*** Opening of DATA FOR ANALYSIS ***

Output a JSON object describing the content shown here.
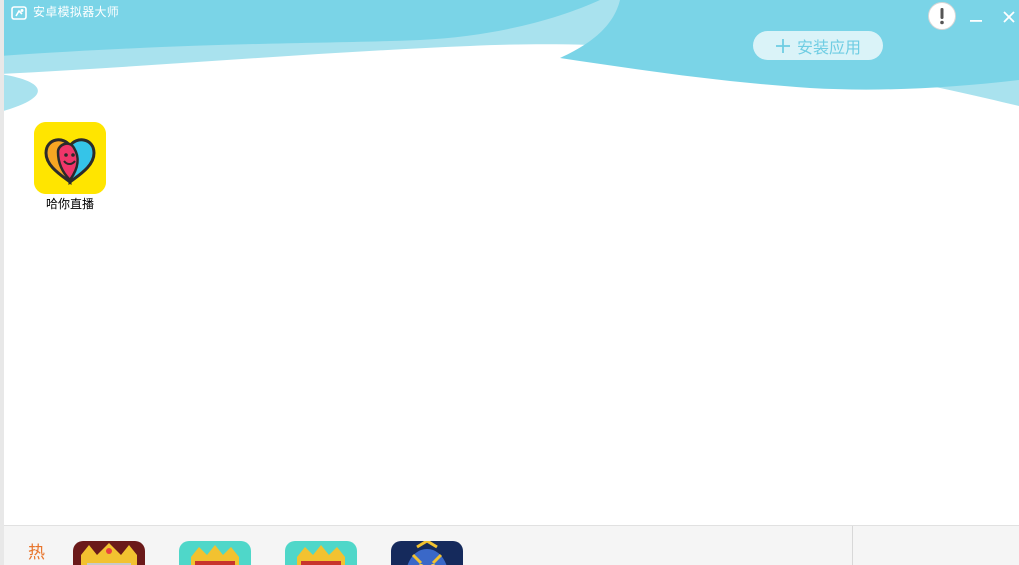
{
  "window": {
    "title": "安卓模拟器大师",
    "accent_color": "#78d3e6",
    "accent_color_light": "#a8e2ee"
  },
  "titlebar": {
    "info_icon": "exclamation-icon",
    "minimize_icon": "minimize-icon",
    "close_icon": "close-icon"
  },
  "toolbar": {
    "install_label": "安装应用",
    "install_icon": "plus-icon"
  },
  "apps": [
    {
      "label": "哈你直播",
      "icon": "heart-smile-app-icon",
      "icon_bg": "#ffe500"
    }
  ],
  "hot_bar": {
    "label": "热",
    "label_color": "#e8752c",
    "games": [
      {
        "icon": "game-icon-king-armored"
      },
      {
        "icon": "game-icon-king-teal"
      },
      {
        "icon": "game-icon-king-teal-2"
      },
      {
        "icon": "game-icon-blue-warrior"
      }
    ]
  }
}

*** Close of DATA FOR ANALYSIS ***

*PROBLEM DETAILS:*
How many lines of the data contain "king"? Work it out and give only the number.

*RESPONSE FOR THIS EXERCISE:*
3